Original Blog Below:

It has a funny-sounding name, this parasite. But the risks and dangers it poses are not funny at all. You may not have ever heard of the screwworm- because the United States Department of Agriculture worked to eradicate it decades ago. There had not been a report of screwworms since the mid 1980s in the United States- and since the 1960’s in Florida- until recently. In September of this year, Screwworm infestations have been found in the lower keys, mainly affecting the already endangered Key Deer population. However, the screwworm is an equal-opportunity parasite. It can quickly decimate livestock, wildlife and pets, and if left unchecked, can pose a real threat to ranchers and pet-owners alike.
what is a screwworm and how to prevent it in your pets

OK, so what is a Screwworm?

The screwworm is actually the larvae of the Cochliomyia hominivorax, which is a small fly. The adult female lays their larvae in the wounds of warm blooded mammals. Their larvae (screwworms),much like maggots, feed on the flesh of animals. The big difference is the screwworm feeds on live flesh, and invades open wounds, whereas maggots feed on dead and decaying flesh.

Is my pet at risk?

At this time, the risk is extremely low. The screwworm outbreak has, as of this publication, been contained to the lower Florida Keys. However, veterinarians are concerned about the potential to spread- since it was a statewide problem before it was eradicated decades ago. Your risk increases if you travel with your pet regularly to the lower Keys, and even more so if your pet has any kind of open sores or wounds- no matter how small.

What is being done to stop the problem?

Decades ago, the USDA began using small doses of radiation on the male Cochliomyia hominivorax to sterilize them. Tens of millions of these sterile flies were released in problem areas on a monthly basis. The sterilized males would mate with the females, and- poof – the species could no longer sustain itself. This process is being repeated, but will take months, if not longer, to be fully effective.
cover open wounds with your pet in south tampa

How can this affect me both short and long-term?

If the spread of the screwworms is not stopped, there will be multiple effects. First, you will see a major increase in your grocery bill if you eat meat. Screwworms can devastate the livestock industry by depleting stocks, driving up the price of meat. Secondly, if you travel with your pets, there will most likely be travel restrictions- even just going from state to state. Currently, the state of Utah has enacted controls on bringing pets or livestock into their state from Monroe County, Florida. The state of Georgia is discussing similar measures- meaning you may need to have documentation from your veterinarian certifying your pet has been examined and deemed free from the screwworm.
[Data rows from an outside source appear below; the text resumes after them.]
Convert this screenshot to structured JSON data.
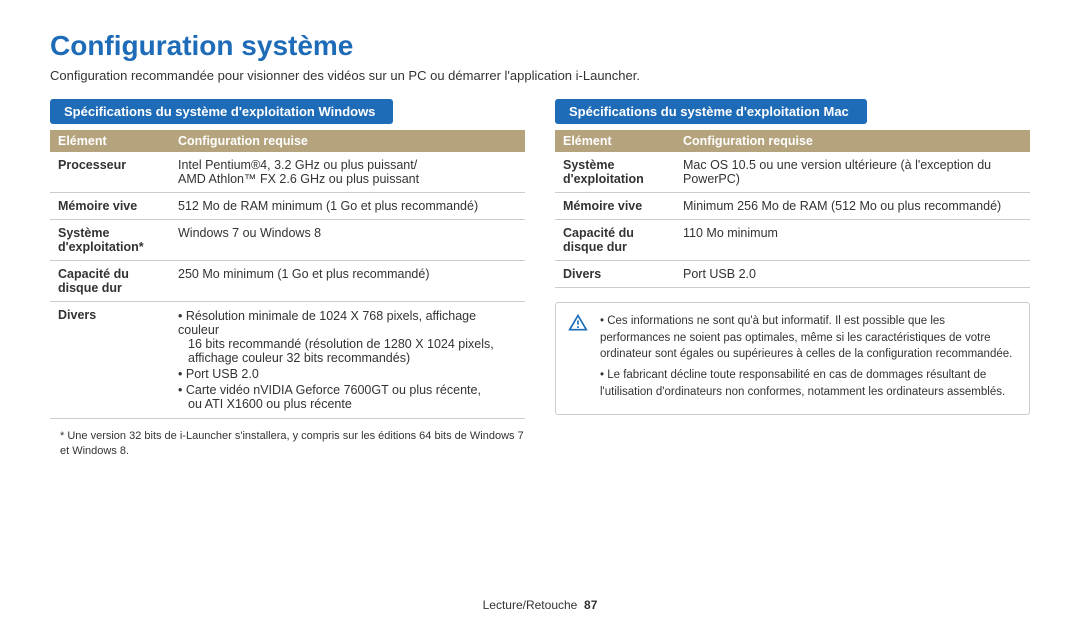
{
  "title": "Configuration système",
  "subtitle": "Configuration recommandée pour visionner des vidéos sur un PC ou démarrer l'application i-Launcher.",
  "cols": {
    "element": "Elément",
    "required": "Configuration requise"
  },
  "windows": {
    "header": "Spécifications du système d'exploitation Windows",
    "rows": {
      "cpu_label": "Processeur",
      "cpu_line1": "Intel Pentium®4, 3.2 GHz ou plus puissant/",
      "cpu_line2": "AMD Athlon™ FX 2.6 GHz ou plus puissant",
      "ram_label": "Mémoire vive",
      "ram_value": "512 Mo de RAM minimum (1 Go et plus recommandé)",
      "os_label": "Système d'exploitation*",
      "os_value": "Windows 7 ou Windows 8",
      "hdd_label": "Capacité du disque dur",
      "hdd_value": "250 Mo minimum (1 Go et plus recommandé)",
      "misc_label": "Divers",
      "misc1a": "Résolution minimale de 1024 X 768 pixels, affichage couleur",
      "misc1b": "16 bits recommandé (résolution de 1280 X 1024 pixels,",
      "misc1c": "affichage couleur 32 bits recommandés)",
      "misc2": "Port USB 2.0",
      "misc3a": "Carte vidéo nVIDIA Geforce 7600GT ou plus récente,",
      "misc3b": "ou ATI X1600 ou plus récente"
    },
    "footnote": "*  Une version 32 bits de i-Launcher s'installera, y compris sur les éditions 64 bits de Windows 7 et Windows 8."
  },
  "mac": {
    "header": "Spécifications du système d'exploitation Mac",
    "rows": {
      "os_label": "Système d'exploitation",
      "os_value": "Mac OS 10.5 ou une version ultérieure (à l'exception du PowerPC)",
      "ram_label": "Mémoire vive",
      "ram_value": "Minimum 256 Mo de RAM (512 Mo ou plus recommandé)",
      "hdd_label": "Capacité du disque dur",
      "hdd_value": "110 Mo minimum",
      "misc_label": "Divers",
      "misc_value": "Port USB 2.0"
    },
    "info": {
      "note1": "Ces informations ne sont qu'à but informatif. Il est possible que les performances ne soient pas optimales, même si les caractéristiques de votre ordinateur sont égales ou supérieures à celles de la configuration recommandée.",
      "note2": "Le fabricant décline toute responsabilité en cas de dommages résultant de l'utilisation d'ordinateurs non conformes, notamment les ordinateurs assemblés."
    }
  },
  "footer": {
    "section": "Lecture/Retouche",
    "page": "87"
  }
}
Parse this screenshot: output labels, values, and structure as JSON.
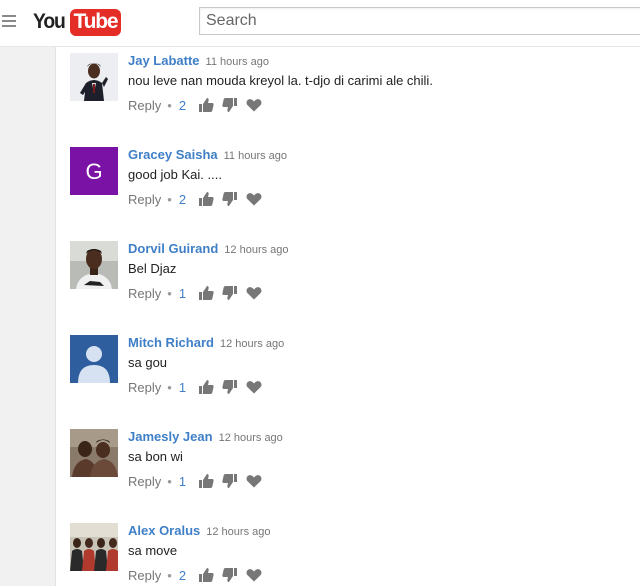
{
  "header": {
    "logo_you": "You",
    "logo_tube": "Tube",
    "search_placeholder": "Search"
  },
  "colors": {
    "author_link": "#3f7fc7",
    "logo_red": "#e52d27",
    "meta_gray": "#767676",
    "icon_gray": "#777777"
  },
  "comments": [
    {
      "author": "Jay Labatte",
      "time": "11 hours ago",
      "text": "nou leve nan mouda kreyol la. t-djo di carimi ale chili.",
      "reply_label": "Reply",
      "separator": "•",
      "likes": "2",
      "avatar": "photo-man-in-suit-icon"
    },
    {
      "author": "Gracey Saisha",
      "time": "11 hours ago",
      "text": "good job Kai. ....",
      "reply_label": "Reply",
      "separator": "•",
      "likes": "2",
      "avatar": "letter-avatar-icon",
      "avatar_letter": "G",
      "avatar_color": "#7b12a6"
    },
    {
      "author": "Dorvil Guirand",
      "time": "12 hours ago",
      "text": "Bel Djaz",
      "reply_label": "Reply",
      "separator": "•",
      "likes": "1",
      "avatar": "photo-man-portrait-icon"
    },
    {
      "author": "Mitch Richard",
      "time": "12 hours ago",
      "text": "sa gou",
      "reply_label": "Reply",
      "separator": "•",
      "likes": "1",
      "avatar": "default-user-silhouette-icon",
      "avatar_color": "#2f5e9e"
    },
    {
      "author": "Jamesly Jean",
      "time": "12 hours ago",
      "text": "sa bon wi",
      "reply_label": "Reply",
      "separator": "•",
      "likes": "1",
      "avatar": "photo-two-people-icon"
    },
    {
      "author": "Alex Oralus",
      "time": "12 hours ago",
      "text": "sa move",
      "reply_label": "Reply",
      "separator": "•",
      "likes": "2",
      "avatar": "photo-group-people-icon"
    }
  ]
}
Right now, if you are simply traveling through the state of Georgia en route to another state, no health certificates are needed. If that changes, we’ll keep you posted.
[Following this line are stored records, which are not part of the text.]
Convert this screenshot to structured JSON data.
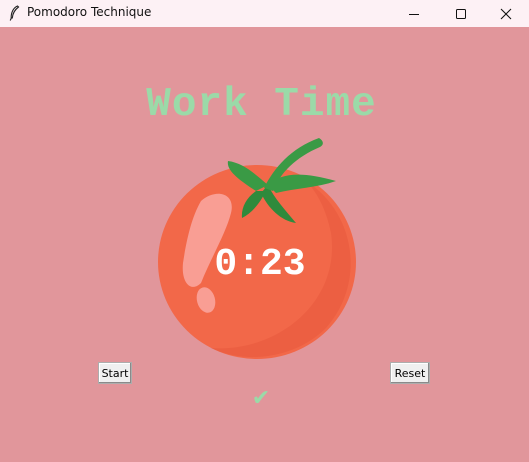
{
  "window": {
    "title": "Pomodoro Technique",
    "app_icon": "feather-icon",
    "controls": {
      "minimize_icon": "minimize-icon",
      "maximize_icon": "maximize-icon",
      "close_icon": "close-icon"
    }
  },
  "main": {
    "heading": "Work Time",
    "timer": "0:23",
    "tomato_image": "tomato-icon",
    "start_label": "Start",
    "reset_label": "Reset",
    "check_marks": "✔"
  },
  "colors": {
    "background": "#e1969b",
    "accent_green": "#9bdaa8",
    "tomato_red": "#f26849",
    "leaf_green": "#3a9a45",
    "timer_text": "#ffffff"
  }
}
Even though this problem is currently contained in the lower Keys, it is something that myself, as a veterinarian, am keeping a very close eye on. All it can take is one affected pet to make it to the mainland for the outbreak to go statewide. We’ll watch this closely and update you as to the latest news.